Charlie Fisher heard the stories about his quarterback before he really got to work with the fifth-year senior. Stubborn, sure. The Irish temper, uh-huh. But there was reluctance from Fisher, Penn State’s first-year quarterbacks coach, to prejudge Matt McGloin until he got entrenched with his latest project. There is always circumstantial evidence behind a player’s development, and it takes little time to read between the lines to figure out what’s helped McGloin excel in his third year under center.
“Not sharing the job allows you to stay relaxed out there,” McGloin has said. “You don’t force things as much. Having the whole team and the coaching staff behind you, it allows you to prepare more and play more loosely.”
Head coach Bill O’Brien named McGloin his starting quarterback in June, a decision predicated on maximizing first-team repetitions in a new offense littered with foreign terminology. But the position now demands so much more than that. The great players come to practice every day ready to work, setting the tone for practice and hoping it rubs off on everybody else. O’Brien saw it first-hand with Tom Brady. Fisher saw it with Torry Holt at NC State when he coached the wide receivers. And he's seeing it from No. 11.
“All the great ones wanna be coached,” Fisher said. “The great ones, they crave that. They wanna be challenged, and I think Matt has got a good, sharp mind, and he likes being challenged mentally, and this offense challenges him mentally.”
McGloin is starting fast, completing nearly 73 percent of his passes and tossing five touchdowns in the first quarter for a 188.7 quarterback rating. Last season, McGloin completed less than 50 percent of his first quarter throws. The key difference, McGloin has said, is that he doesn’t feel an urgency to make plays out of fear of being benched.
There hasn't been nearly the amount of risk-taking by McGloin in this short season. He has not totally eviscerated this from his game. Exhibit A rests on a 3rd-and-7 on the opening drive of the fourth quarter. Penn State had possession on its own 40-yard line and led 21-6 when McGloin rolled right and then forced a throw back across the middle of the field toward Alex Kenney, who had two Temple defenders all over him. It was more likely to be intercepted than caught, but alas, incomplete. Punt. Defense holds. Onward State.

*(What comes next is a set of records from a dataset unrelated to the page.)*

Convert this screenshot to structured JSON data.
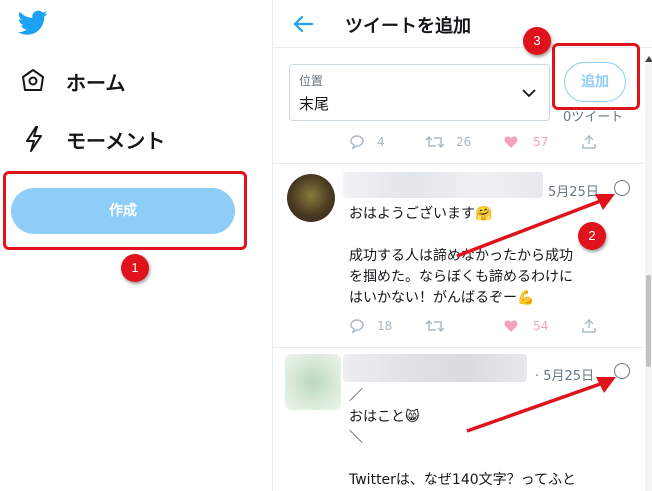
{
  "sidebar": {
    "items": [
      {
        "label": "ホーム",
        "icon": "home-icon"
      },
      {
        "label": "モーメント",
        "icon": "lightning-icon"
      }
    ],
    "compose_label": "作成"
  },
  "header": {
    "title": "ツイートを追加"
  },
  "position_select": {
    "label": "位置",
    "value": "末尾"
  },
  "add_button_label": "追加",
  "tweet_count_label": "0ツイート",
  "top_actions": {
    "replies": "4",
    "retweets": "26",
    "likes": "57"
  },
  "tweets": [
    {
      "date": "5月25日",
      "text": "おはようございます🤗\n\n成功する人は諦めなかったから成功\nを掴めた。ならぼくも諦めるわけに\nはいかない！がんばるぞー💪",
      "replies": "18",
      "likes": "54"
    },
    {
      "date": "· 5月25日",
      "text": "／\nおはこと😸\n＼\n\nTwitterは、なぜ140文字？ってふと"
    }
  ],
  "annotations": [
    "1",
    "2",
    "3"
  ],
  "colors": {
    "accent": "#1da1f2",
    "compose_bg": "#8ecdf8",
    "annotation": "#e0121c",
    "like": "#e0245e"
  }
}
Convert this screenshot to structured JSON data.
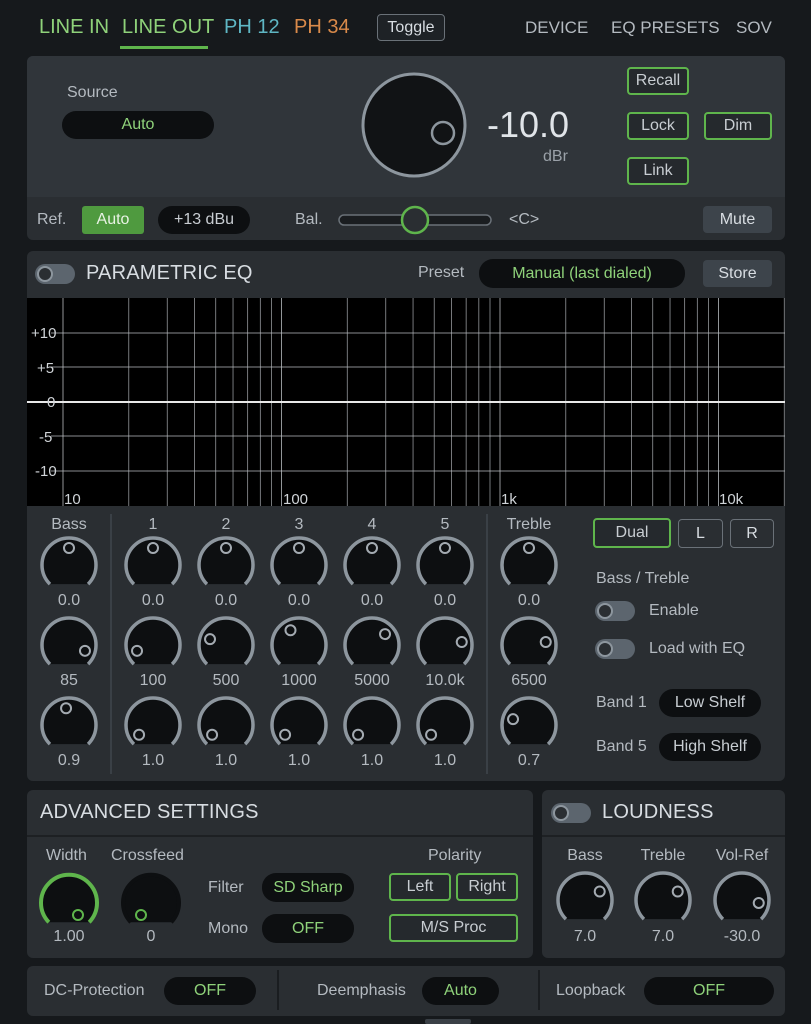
{
  "nav": {
    "tabs": [
      {
        "label": "LINE IN",
        "color": "#8fd27a"
      },
      {
        "label": "LINE OUT",
        "color": "#8fd27a"
      },
      {
        "label": "PH 12",
        "color": "#5fb7c4"
      },
      {
        "label": "PH 34",
        "color": "#d98a4a"
      }
    ],
    "toggle_label": "Toggle",
    "right_links": [
      "DEVICE",
      "EQ PRESETS",
      "SOV"
    ]
  },
  "volume": {
    "source_label": "Source",
    "source_value": "Auto",
    "value": "-10.0",
    "unit": "dBr",
    "recall": "Recall",
    "lock": "Lock",
    "dim": "Dim",
    "link": "Link",
    "ref_label": "Ref.",
    "ref_auto": "Auto",
    "ref_level": "+13 dBu",
    "bal_label": "Bal.",
    "bal_value": "<C>",
    "bal_position": 0.5,
    "mute": "Mute"
  },
  "peq": {
    "title": "PARAMETRIC EQ",
    "preset_label": "Preset",
    "preset_value": "Manual (last dialed)",
    "store": "Store",
    "y_labels": [
      "+10",
      "+5",
      "0",
      "-5",
      "-10"
    ],
    "x_labels": [
      "10",
      "100",
      "1k",
      "10k"
    ],
    "columns": [
      {
        "header": "Bass",
        "gain": "0.0",
        "freq": "85",
        "q": "0.9"
      },
      {
        "header": "1",
        "gain": "0.0",
        "freq": "100",
        "q": "1.0"
      },
      {
        "header": "2",
        "gain": "0.0",
        "freq": "500",
        "q": "1.0"
      },
      {
        "header": "3",
        "gain": "0.0",
        "freq": "1000",
        "q": "1.0"
      },
      {
        "header": "4",
        "gain": "0.0",
        "freq": "5000",
        "q": "1.0"
      },
      {
        "header": "5",
        "gain": "0.0",
        "freq": "10.0k",
        "q": "1.0"
      },
      {
        "header": "Treble",
        "gain": "0.0",
        "freq": "6500",
        "q": "0.7"
      }
    ],
    "dual": "Dual",
    "left": "L",
    "right": "R",
    "bass_treble_label": "Bass / Treble",
    "enable": "Enable",
    "load_with_eq": "Load with EQ",
    "band1_label": "Band 1",
    "band1_value": "Low Shelf",
    "band5_label": "Band 5",
    "band5_value": "High Shelf"
  },
  "advanced": {
    "title": "ADVANCED SETTINGS",
    "width_label": "Width",
    "width_value": "1.00",
    "crossfeed_label": "Crossfeed",
    "crossfeed_value": "0",
    "filter_label": "Filter",
    "filter_value": "SD Sharp",
    "mono_label": "Mono",
    "mono_value": "OFF",
    "polarity_label": "Polarity",
    "pol_left": "Left",
    "pol_right": "Right",
    "ms_proc": "M/S Proc"
  },
  "loudness": {
    "title": "LOUDNESS",
    "bass_label": "Bass",
    "bass_value": "7.0",
    "treble_label": "Treble",
    "treble_value": "7.0",
    "volref_label": "Vol-Ref",
    "volref_value": "-30.0"
  },
  "footer": {
    "dc_label": "DC-Protection",
    "dc_value": "OFF",
    "deemph_label": "Deemphasis",
    "deemph_value": "Auto",
    "loopback_label": "Loopback",
    "loopback_value": "OFF"
  },
  "colors": {
    "accent_green": "#5fb54c",
    "text_green": "#8fd27a",
    "panel": "#2a2e32"
  }
}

“You don’t have to win it on one play,” Fisher said. “You can lose it, though.”
Fisher called it McGloin’s poorest decision of the day, but here's the difference in McGloin from years' past. It was only one play. He responded on the next possession and drove the team down to the Temple 3-yard line for a field goal that put the team’s second straight victory on ice.
“In the past when we first got here, he would’ve gotten really mad at himself,” Fisher said. “He would’ve emotionally gotten much more upset about the whole situation.”
And how does Fisher handle those errant, unnecessary throws that can swing a game?
“If you expect your quarterback to keep your poise,” Fisher said, “then you gotta keep your poise.”
When O’Brien inherited George Godsey at Georgia Tech for his senior season, he set school records for completions (249), attempts (384) and yards (3,085 yards) in a season. Through four games, McGloin has thrown for 1,006 yards, nine touchdowns and is completing nearly 60 percent of his passes. He is on pace to break Daryll Clark’s three-year-old record for passing yards in a season (3,003 yards) and finish with more than 6,100 career passing yards, which would rank second all-time in school history behind the 7,212 yards Zack Mills threw for from 2001-04. McGloin is on pace for 868 career attempts, and Mills had 1,082.
“He’s a fun guy to coach because he’s a smart guy,” O’Brien said. “He gets it after you tell him once. He’s competitive and he can keep his poise, sometimes better than I can, and that’s a good decision on his part.”
One of many in a charmed season for the former walk-on from Scranton.